If you are interested in Informatics, sure a fascination with computers, smartphones, and electronic devices is helpful. But to delve deeply into Informatics, you need an excellent understanding of mathematics. Logical connections between things, analyzing them, and reasoning should be of interest to you. If you are good at playing Sudoko on paper this is maybe more important than being good at playing a particular computer game. But of course, Informatics is very broad; not everyone needs to become an expert in algorithm design. Some people want to become software engineers, so you need other skills as well, like being very structured and organized. And others are working at the interface with humans, like in visualization – then you need a good understanding of how people work with electronic devices and machines. Also, artistic skills might be useful when you design interfaces. It is a vast field, but if you dislike mathematics, I would not recommend it.
Why do you think there are still so few women in Informatics?
It’s a tricky question, maybe because the image of Informatics outside of university is quite biased. Not so many computer scientists exist in popular culture, movies, or books. And if they show them, it is often this nerdy type of person. This is probably not a very attractive role model for young girls, to become this nerd who eats pizza all the time while hacking into some systems. It would be vital to make school children aware of how broad computer science is, and understand that it is not that nerd culture only, that there are many things you can do that you would not connect with computer science at first sight. So one has to start in kindergarten: When my daughter was five, they played with little bee bots. Training of technical and computational thinking and looking behind the things, not just using them, but understanding how they work – how you can program this little bee to do its task. If such experiences continue through your entire school education, then the image of computer science may change.
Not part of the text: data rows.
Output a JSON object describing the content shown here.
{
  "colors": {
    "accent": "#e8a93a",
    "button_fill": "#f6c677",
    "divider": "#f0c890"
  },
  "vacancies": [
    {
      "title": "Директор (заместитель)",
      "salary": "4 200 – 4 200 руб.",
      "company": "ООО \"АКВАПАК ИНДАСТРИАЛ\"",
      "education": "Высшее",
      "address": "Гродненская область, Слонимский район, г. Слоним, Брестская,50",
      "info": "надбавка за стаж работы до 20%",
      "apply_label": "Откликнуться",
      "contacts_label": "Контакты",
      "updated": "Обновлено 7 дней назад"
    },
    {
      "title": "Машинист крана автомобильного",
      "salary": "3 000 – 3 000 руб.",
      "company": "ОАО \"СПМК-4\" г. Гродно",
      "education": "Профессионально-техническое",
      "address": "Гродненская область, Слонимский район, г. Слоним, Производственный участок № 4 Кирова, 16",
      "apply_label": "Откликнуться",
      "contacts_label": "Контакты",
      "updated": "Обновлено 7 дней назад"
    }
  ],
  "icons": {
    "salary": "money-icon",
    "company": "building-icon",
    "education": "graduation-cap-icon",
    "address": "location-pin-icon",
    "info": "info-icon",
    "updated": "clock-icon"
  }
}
This is a process of many years.
Where do you see the connection between your research and every-day life?
If I need to summarize my research in one phrase, it is about algorithms for graphs and geometric information. Graphs are mathematical objects representing networks that you find in many situations in every-day life, like in a subway network or a road network. We study all kinds of algorithms that can analyze, visualize, and also generate transport networks, for example. Or in biology, one has metabolic pathways showing how the molecules in your cells collaborate. Geometric information pops up in many maps, or in your smartphone when you use Google maps: for instance, how to place the different labels of roads and places in a map is tricky. There is deep theoretical research in the background, but I like that these problems also matter for us humans.
Interview: Claudia Vitt, 2019